* [BRIEF] Go through the records and copy each line where the string "description" occurs.

* [Dataset excerpts]
[Start of section]
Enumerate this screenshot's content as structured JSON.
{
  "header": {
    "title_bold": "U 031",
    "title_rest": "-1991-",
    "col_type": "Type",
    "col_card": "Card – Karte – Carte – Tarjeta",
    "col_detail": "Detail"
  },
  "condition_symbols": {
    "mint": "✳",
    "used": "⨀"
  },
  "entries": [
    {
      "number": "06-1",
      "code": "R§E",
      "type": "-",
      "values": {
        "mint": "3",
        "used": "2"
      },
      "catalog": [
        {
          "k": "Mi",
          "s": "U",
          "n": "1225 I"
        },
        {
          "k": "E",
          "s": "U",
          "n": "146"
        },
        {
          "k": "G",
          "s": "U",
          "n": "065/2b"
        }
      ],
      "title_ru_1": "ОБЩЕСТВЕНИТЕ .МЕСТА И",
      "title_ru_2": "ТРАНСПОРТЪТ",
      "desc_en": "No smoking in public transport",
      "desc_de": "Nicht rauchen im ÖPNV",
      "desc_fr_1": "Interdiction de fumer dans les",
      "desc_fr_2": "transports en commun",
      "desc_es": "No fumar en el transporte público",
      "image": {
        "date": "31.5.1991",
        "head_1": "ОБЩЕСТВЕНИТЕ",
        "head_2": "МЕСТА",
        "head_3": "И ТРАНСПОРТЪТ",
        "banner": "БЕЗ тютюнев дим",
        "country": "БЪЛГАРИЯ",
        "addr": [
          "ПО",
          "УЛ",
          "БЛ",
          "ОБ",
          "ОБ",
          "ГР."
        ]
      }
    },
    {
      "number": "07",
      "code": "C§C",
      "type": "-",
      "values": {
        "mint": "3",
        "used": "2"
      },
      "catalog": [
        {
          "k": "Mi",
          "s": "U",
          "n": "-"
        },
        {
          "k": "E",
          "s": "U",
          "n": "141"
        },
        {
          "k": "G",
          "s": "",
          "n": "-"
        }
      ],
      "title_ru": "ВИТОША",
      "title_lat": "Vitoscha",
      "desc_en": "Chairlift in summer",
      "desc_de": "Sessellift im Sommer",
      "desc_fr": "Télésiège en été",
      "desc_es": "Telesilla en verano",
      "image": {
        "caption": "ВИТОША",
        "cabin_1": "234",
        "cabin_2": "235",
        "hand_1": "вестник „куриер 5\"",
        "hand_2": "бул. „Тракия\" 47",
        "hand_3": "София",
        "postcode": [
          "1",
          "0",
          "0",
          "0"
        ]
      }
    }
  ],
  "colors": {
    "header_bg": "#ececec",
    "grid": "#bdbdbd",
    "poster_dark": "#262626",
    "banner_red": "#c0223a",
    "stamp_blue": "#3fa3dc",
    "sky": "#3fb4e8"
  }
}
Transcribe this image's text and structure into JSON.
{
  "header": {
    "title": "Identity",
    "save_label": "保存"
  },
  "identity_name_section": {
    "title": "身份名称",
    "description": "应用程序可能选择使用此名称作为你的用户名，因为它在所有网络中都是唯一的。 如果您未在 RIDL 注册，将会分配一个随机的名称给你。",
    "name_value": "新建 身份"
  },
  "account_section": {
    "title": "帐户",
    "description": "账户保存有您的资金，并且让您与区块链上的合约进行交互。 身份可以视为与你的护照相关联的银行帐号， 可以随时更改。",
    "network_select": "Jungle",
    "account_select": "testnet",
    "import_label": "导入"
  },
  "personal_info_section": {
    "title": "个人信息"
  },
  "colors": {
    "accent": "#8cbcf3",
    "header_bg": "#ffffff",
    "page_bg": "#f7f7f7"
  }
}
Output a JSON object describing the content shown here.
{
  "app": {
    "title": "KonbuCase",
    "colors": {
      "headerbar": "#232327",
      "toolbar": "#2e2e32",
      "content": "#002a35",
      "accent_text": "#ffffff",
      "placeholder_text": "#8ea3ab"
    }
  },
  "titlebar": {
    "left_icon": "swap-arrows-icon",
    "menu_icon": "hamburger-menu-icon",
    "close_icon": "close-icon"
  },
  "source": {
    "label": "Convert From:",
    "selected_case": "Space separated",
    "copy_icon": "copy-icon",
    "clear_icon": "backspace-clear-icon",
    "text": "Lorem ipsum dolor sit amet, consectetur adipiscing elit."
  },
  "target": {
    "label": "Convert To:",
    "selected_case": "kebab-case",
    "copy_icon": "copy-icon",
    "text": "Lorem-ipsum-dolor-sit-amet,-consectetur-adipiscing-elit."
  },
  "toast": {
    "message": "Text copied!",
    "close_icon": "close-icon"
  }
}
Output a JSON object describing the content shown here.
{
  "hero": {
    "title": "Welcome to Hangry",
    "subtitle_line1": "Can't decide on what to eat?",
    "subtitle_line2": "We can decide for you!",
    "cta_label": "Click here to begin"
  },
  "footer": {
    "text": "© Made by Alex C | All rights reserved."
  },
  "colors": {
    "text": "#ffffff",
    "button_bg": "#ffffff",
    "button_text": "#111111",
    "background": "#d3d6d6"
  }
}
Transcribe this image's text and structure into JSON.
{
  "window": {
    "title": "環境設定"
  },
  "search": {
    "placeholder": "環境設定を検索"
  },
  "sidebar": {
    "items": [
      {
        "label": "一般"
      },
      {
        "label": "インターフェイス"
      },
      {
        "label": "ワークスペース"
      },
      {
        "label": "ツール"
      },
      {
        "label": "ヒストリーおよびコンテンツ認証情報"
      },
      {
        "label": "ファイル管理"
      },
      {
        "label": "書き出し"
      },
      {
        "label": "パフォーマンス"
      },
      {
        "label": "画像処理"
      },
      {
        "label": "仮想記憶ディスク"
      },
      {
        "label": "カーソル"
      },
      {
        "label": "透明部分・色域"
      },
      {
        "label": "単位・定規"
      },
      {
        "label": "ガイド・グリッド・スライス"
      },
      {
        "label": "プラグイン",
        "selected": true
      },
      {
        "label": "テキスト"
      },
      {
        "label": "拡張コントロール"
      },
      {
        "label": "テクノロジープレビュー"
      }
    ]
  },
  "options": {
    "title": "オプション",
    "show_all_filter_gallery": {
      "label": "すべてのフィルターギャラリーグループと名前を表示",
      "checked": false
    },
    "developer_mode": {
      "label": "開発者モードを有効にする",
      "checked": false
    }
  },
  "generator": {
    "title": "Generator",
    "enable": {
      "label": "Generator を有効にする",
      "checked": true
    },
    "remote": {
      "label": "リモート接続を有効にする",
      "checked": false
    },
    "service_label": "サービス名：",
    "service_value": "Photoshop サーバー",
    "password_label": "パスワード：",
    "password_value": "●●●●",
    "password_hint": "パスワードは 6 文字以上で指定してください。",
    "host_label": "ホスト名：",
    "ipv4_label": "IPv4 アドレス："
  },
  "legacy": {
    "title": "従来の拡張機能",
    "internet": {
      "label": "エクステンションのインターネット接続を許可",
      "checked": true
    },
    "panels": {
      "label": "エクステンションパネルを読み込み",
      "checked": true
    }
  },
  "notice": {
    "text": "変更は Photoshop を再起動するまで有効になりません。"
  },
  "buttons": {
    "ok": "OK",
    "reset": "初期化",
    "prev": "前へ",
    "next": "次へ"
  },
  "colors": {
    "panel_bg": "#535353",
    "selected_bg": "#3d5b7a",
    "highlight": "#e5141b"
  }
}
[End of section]
* [ANSWER FOR THIS EXERCISE]
    "description": "应用程序可能选择使用此名称作为你的用户名，因为它在所有网络中都是唯一的。 如果您未在 RIDL 注册，将会分配一个随机的名称给你。",
    "description": "账户保存有您的资金，并且让您与区块链上的合约进行交互。 身份可以视为与你的护照相关联的银行帐号， 可以随时更改。",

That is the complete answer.